WHAT THE EXERCISE ASKS: In the data, extract each line that holds the string "header".

Items from an interface collection:
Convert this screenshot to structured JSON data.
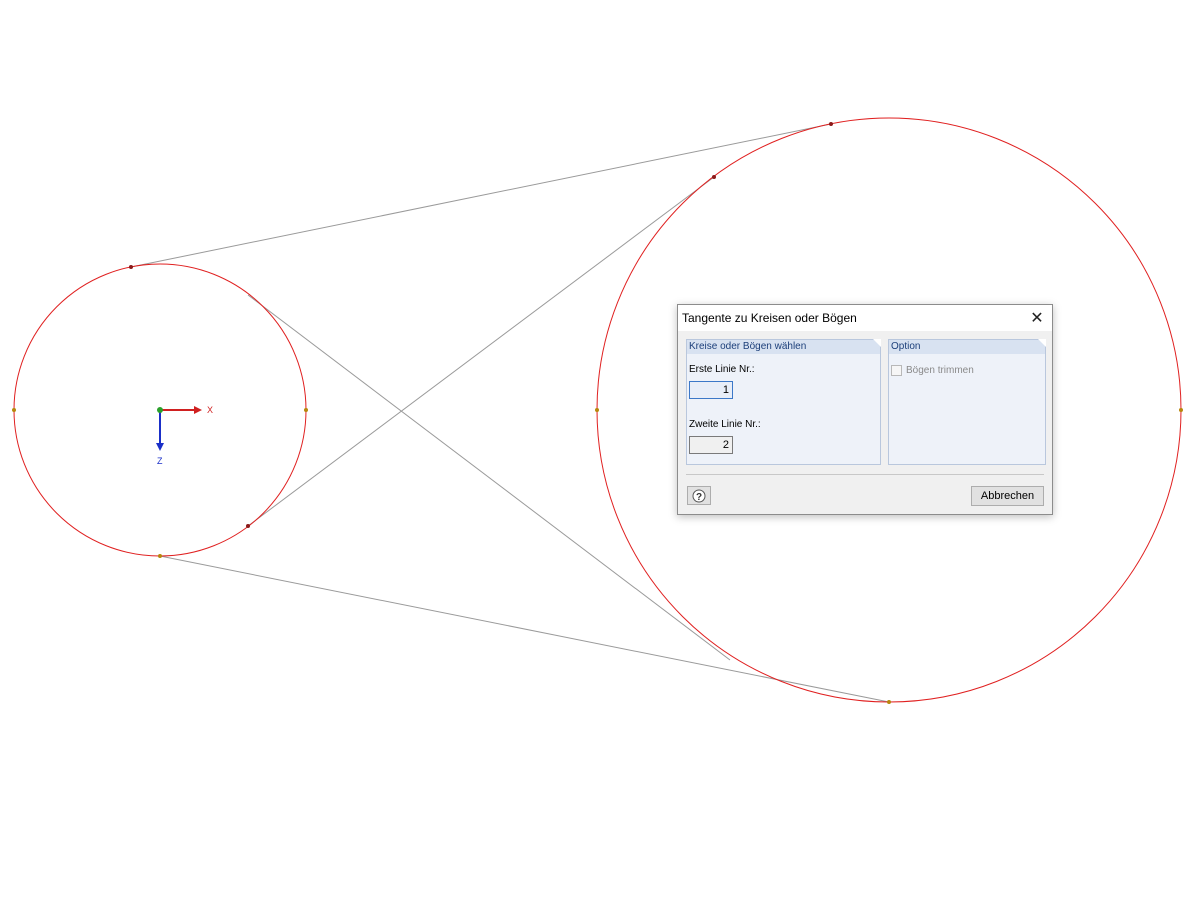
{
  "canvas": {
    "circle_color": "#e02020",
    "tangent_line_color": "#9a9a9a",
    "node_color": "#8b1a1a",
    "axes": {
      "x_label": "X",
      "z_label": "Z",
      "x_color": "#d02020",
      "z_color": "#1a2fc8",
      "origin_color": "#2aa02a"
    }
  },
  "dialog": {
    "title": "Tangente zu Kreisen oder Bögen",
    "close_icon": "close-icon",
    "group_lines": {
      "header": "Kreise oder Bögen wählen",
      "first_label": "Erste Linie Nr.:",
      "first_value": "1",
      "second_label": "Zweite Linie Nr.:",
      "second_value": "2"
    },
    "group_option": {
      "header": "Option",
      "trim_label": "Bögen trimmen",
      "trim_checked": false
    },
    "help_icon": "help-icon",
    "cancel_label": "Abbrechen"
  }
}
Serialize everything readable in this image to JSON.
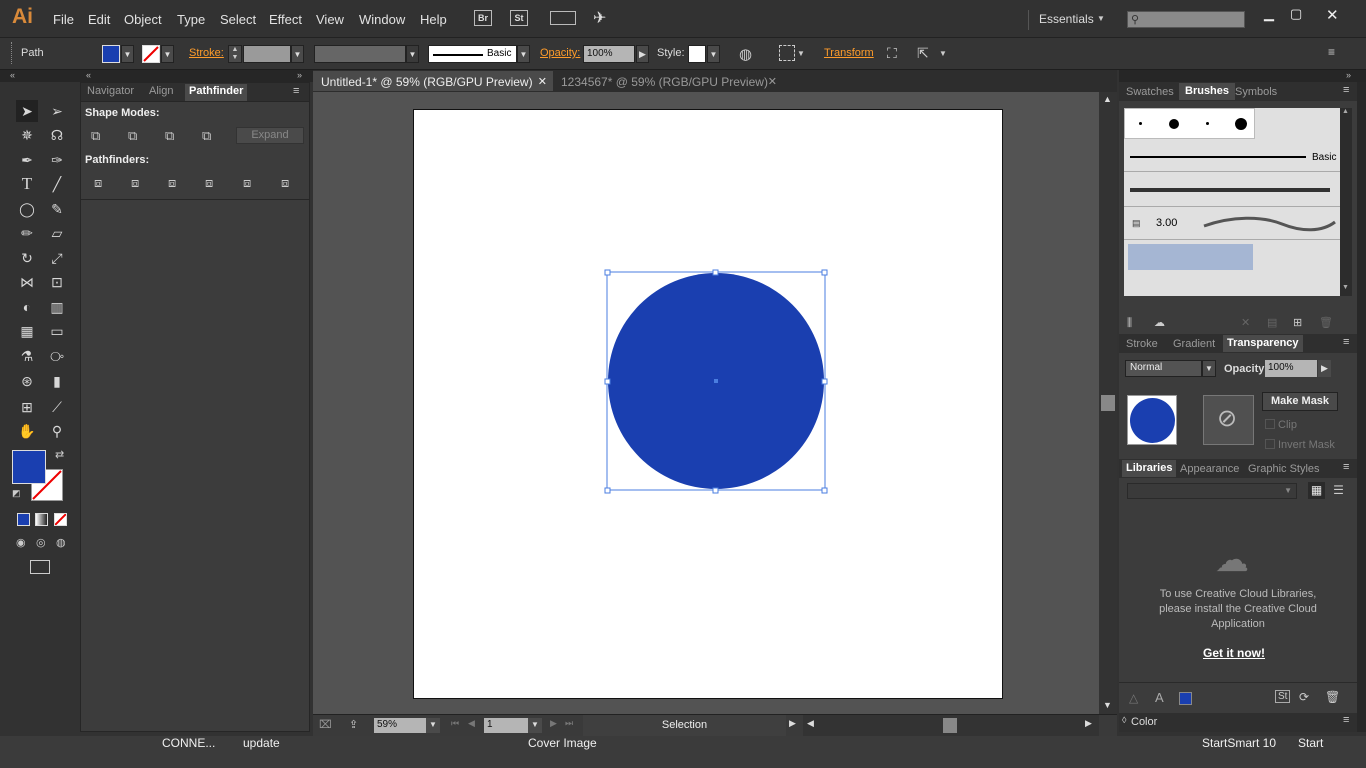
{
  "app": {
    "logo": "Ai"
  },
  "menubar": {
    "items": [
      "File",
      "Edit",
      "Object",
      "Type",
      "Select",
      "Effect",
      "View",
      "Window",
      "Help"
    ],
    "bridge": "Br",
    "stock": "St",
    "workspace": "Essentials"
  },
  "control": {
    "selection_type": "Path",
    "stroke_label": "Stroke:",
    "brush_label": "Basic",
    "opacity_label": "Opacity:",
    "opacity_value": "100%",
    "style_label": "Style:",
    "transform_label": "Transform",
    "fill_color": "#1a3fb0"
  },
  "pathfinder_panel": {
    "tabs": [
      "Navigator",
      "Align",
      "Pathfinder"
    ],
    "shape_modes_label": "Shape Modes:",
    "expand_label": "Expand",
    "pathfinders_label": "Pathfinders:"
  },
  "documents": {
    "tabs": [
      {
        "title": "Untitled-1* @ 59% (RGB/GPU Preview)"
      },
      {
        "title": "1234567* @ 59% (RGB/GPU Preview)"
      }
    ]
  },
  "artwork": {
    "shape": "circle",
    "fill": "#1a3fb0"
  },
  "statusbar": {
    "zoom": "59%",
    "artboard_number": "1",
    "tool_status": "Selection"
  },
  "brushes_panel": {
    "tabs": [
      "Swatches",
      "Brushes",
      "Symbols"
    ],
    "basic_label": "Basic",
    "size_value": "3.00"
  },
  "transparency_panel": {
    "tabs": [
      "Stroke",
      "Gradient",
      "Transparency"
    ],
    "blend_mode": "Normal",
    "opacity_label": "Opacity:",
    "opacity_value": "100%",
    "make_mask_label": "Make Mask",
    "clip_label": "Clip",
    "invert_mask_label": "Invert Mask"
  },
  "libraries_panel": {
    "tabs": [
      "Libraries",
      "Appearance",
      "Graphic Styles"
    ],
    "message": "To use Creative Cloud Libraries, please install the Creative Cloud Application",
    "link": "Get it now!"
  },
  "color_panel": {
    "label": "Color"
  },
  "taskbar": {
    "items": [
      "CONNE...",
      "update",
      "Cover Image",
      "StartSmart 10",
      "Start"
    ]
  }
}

SOLUTION TO THIS EXERCISE:
      "header": "Kreise oder Bögen wählen",
      "header": "Option",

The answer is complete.